RECORDED DATA
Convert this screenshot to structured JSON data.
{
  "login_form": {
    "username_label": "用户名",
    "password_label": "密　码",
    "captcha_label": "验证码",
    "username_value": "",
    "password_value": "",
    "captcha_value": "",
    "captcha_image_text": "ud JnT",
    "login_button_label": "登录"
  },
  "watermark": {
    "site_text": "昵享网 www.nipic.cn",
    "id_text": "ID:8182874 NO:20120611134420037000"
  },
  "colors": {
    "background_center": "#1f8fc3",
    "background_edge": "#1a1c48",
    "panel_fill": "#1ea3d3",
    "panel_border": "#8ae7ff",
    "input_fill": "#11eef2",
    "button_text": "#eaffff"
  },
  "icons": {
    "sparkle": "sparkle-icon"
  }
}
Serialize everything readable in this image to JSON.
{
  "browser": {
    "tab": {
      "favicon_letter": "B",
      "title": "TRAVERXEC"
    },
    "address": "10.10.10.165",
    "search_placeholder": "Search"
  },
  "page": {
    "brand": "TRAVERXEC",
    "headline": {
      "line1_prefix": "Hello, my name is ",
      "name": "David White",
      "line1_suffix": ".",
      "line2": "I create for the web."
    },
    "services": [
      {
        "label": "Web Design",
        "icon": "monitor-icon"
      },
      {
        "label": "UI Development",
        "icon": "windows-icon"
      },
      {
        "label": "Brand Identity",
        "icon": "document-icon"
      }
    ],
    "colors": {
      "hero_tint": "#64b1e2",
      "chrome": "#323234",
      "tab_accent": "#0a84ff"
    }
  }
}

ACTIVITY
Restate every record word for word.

PROBLEM SOLUTION
Convert this screenshot to structured JSON data.
{
  "login_form": {
    "username_label": "用户名",
    "password_label": "密　码",
    "captcha_label": "验证码",
    "username_value": "",
    "password_value": "",
    "captcha_value": "",
    "captcha_image_text": "ud JnT",
    "login_button_label": "登录"
  },
  "watermark": {
    "site_text": "昵享网 www.nipic.cn",
    "id_text": "ID:8182874 NO:20120611134420037000"
  },
  "colors": {
    "background_center": "#1f8fc3",
    "background_edge": "#1a1c48",
    "panel_fill": "#1ea3d3",
    "panel_border": "#8ae7ff",
    "input_fill": "#11eef2",
    "button_text": "#eaffff"
  },
  "icons": {
    "sparkle": "sparkle-icon"
  }
}
Serialize everything readable in this image to JSON.
{
  "browser": {
    "tab": {
      "favicon_letter": "B",
      "title": "TRAVERXEC"
    },
    "address": "10.10.10.165",
    "search_placeholder": "Search"
  },
  "page": {
    "brand": "TRAVERXEC",
    "headline": {
      "line1_prefix": "Hello, my name is ",
      "name": "David White",
      "line1_suffix": ".",
      "line2": "I create for the web."
    },
    "services": [
      {
        "label": "Web Design",
        "icon": "monitor-icon"
      },
      {
        "label": "UI Development",
        "icon": "windows-icon"
      },
      {
        "label": "Brand Identity",
        "icon": "document-icon"
      }
    ],
    "colors": {
      "hero_tint": "#64b1e2",
      "chrome": "#323234",
      "tab_accent": "#0a84ff"
    }
  }
}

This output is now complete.